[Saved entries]
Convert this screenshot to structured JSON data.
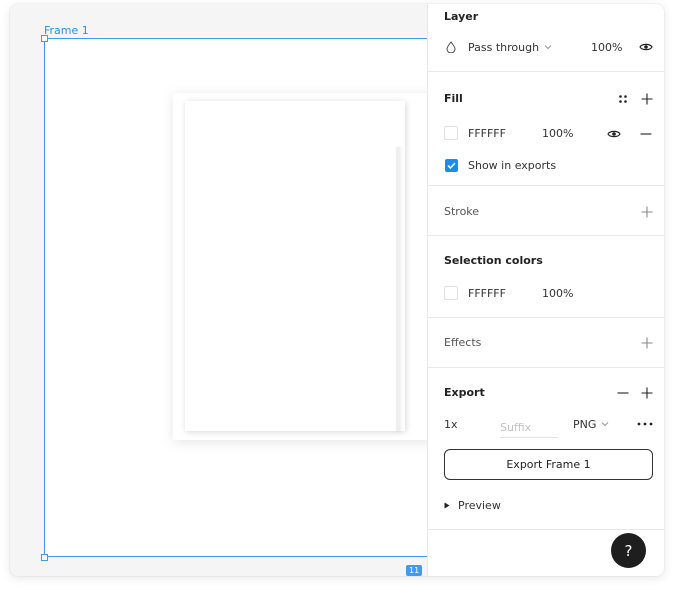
{
  "canvas": {
    "frame_label": "Frame 1",
    "size_tag": "11"
  },
  "layer": {
    "title": "Layer",
    "blend_mode": "Pass through",
    "opacity": "100%"
  },
  "fill": {
    "title": "Fill",
    "hex": "FFFFFF",
    "opacity": "100%",
    "show_in_exports_label": "Show in exports",
    "show_in_exports_checked": true
  },
  "stroke": {
    "title": "Stroke"
  },
  "selection_colors": {
    "title": "Selection colors",
    "hex": "FFFFFF",
    "opacity": "100%"
  },
  "effects": {
    "title": "Effects"
  },
  "export": {
    "title": "Export",
    "scale": "1x",
    "suffix_placeholder": "Suffix",
    "format": "PNG",
    "button_label": "Export Frame 1",
    "preview_label": "Preview"
  },
  "help": {
    "label": "?"
  },
  "colors": {
    "selection_blue": "#3d9bf0",
    "checkbox_blue": "#1b8cf0",
    "help_bg": "#1e1e1e"
  }
}
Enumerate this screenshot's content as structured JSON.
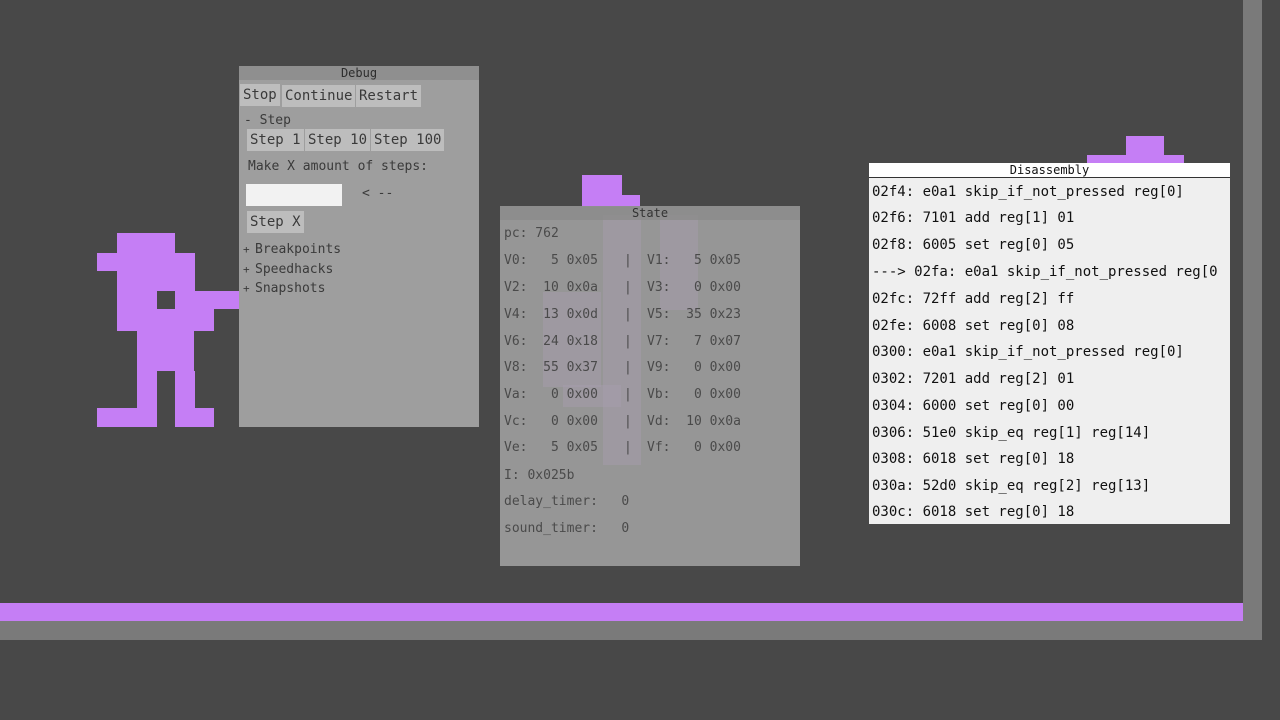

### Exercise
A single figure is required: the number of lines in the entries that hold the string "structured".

### Written reply
2